## [WORK TO BE COMPLETED]
Every word of every entry must be retyped exactly.

+ + + + + + +

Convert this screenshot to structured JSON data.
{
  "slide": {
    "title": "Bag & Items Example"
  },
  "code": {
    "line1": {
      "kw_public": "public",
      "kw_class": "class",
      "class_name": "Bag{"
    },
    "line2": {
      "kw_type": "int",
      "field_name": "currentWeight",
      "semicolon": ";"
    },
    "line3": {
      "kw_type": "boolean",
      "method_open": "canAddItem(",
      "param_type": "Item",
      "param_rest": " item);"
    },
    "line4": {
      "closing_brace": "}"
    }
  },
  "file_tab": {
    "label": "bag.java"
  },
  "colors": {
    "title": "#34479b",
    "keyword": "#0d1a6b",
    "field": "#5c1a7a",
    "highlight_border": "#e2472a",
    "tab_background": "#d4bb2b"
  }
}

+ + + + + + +

## [ANSWER FOR THE TASK]
Convert this screenshot to structured JSON data.
{
  "slide": {
    "title": "Bag & Items Example"
  },
  "code": {
    "line1": {
      "kw_public": "public",
      "kw_class": "class",
      "class_name": "Bag{"
    },
    "line2": {
      "kw_type": "int",
      "field_name": "currentWeight",
      "semicolon": ";"
    },
    "line3": {
      "kw_type": "boolean",
      "method_open": "canAddItem(",
      "param_type": "Item",
      "param_rest": " item);"
    },
    "line4": {
      "closing_brace": "}"
    }
  },
  "file_tab": {
    "label": "bag.java"
  },
  "colors": {
    "title": "#34479b",
    "keyword": "#0d1a6b",
    "field": "#5c1a7a",
    "highlight_border": "#e2472a",
    "tab_background": "#d4bb2b"
  }
}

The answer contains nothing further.